What is expected: Starting at the line that contains "Parse this screenshot: output", repeat each line exactly until the records end, keeping both the first and the last.
:: Supplied information ::
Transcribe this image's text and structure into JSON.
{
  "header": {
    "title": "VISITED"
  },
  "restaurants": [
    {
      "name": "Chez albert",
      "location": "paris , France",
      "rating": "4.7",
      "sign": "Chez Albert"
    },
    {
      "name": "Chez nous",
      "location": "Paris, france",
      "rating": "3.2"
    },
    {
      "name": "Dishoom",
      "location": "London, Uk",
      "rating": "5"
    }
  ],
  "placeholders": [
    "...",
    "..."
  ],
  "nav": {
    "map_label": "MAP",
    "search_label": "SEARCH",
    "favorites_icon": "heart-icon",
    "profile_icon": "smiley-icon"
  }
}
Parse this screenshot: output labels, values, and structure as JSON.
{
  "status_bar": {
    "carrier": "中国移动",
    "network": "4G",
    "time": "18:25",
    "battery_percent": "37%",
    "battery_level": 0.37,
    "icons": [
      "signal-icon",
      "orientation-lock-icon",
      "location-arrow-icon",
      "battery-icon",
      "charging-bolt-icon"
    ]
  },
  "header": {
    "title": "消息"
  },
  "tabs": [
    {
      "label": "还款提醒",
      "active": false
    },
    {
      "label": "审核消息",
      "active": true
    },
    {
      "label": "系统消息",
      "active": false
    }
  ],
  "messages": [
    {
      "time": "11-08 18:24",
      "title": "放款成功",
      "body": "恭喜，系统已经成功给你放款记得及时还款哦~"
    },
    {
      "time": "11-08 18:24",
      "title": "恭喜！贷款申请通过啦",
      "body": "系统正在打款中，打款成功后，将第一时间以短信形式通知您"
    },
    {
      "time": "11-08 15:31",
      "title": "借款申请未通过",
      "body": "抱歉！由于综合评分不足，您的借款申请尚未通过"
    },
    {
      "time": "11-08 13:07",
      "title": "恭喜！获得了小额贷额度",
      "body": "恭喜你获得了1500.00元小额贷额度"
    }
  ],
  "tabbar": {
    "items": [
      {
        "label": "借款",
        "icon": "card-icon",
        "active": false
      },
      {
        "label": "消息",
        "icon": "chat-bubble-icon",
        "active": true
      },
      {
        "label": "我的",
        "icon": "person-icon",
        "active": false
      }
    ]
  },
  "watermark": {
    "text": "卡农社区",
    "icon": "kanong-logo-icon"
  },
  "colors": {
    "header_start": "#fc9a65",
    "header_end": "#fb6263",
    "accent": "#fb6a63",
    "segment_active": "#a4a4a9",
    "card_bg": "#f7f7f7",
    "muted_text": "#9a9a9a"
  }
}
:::
The answer:
Parse this screenshot: output labels, values, and structure as JSON.
{
  "status_bar": {
    "carrier": "中国移动",
    "network": "4G",
    "time": "18:25",
    "battery_percent": "37%",
    "battery_level": 0.37,
    "icons": [
      "signal-icon",
      "orientation-lock-icon",
      "location-arrow-icon",
      "battery-icon",
      "charging-bolt-icon"
    ]
  },
  "header": {
    "title": "消息"
  },
  "tabs": [
    {
      "label": "还款提醒",
      "active": false
    },
    {
      "label": "审核消息",
      "active": true
    },
    {
      "label": "系统消息",
      "active": false
    }
  ],
  "messages": [
    {
      "time": "11-08 18:24",
      "title": "放款成功",
      "body": "恭喜，系统已经成功给你放款记得及时还款哦~"
    },
    {
      "time": "11-08 18:24",
      "title": "恭喜！贷款申请通过啦",
      "body": "系统正在打款中，打款成功后，将第一时间以短信形式通知您"
    },
    {
      "time": "11-08 15:31",
      "title": "借款申请未通过",
      "body": "抱歉！由于综合评分不足，您的借款申请尚未通过"
    },
    {
      "time": "11-08 13:07",
      "title": "恭喜！获得了小额贷额度",
      "body": "恭喜你获得了1500.00元小额贷额度"
    }
  ],
  "tabbar": {
    "items": [
      {
        "label": "借款",
        "icon": "card-icon",
        "active": false
      },
      {
        "label": "消息",
        "icon": "chat-bubble-icon",
        "active": true
      },
      {
        "label": "我的",
        "icon": "person-icon",
        "active": false
      }
    ]
  },
  "watermark": {
    "text": "卡农社区",
    "icon": "kanong-logo-icon"
  },
  "colors": {
    "header_start": "#fc9a65",
    "header_end": "#fb6263",
    "accent": "#fb6a63",
    "segment_active": "#a4a4a9",
    "card_bg": "#f7f7f7",
    "muted_text": "#9a9a9a"
  }
}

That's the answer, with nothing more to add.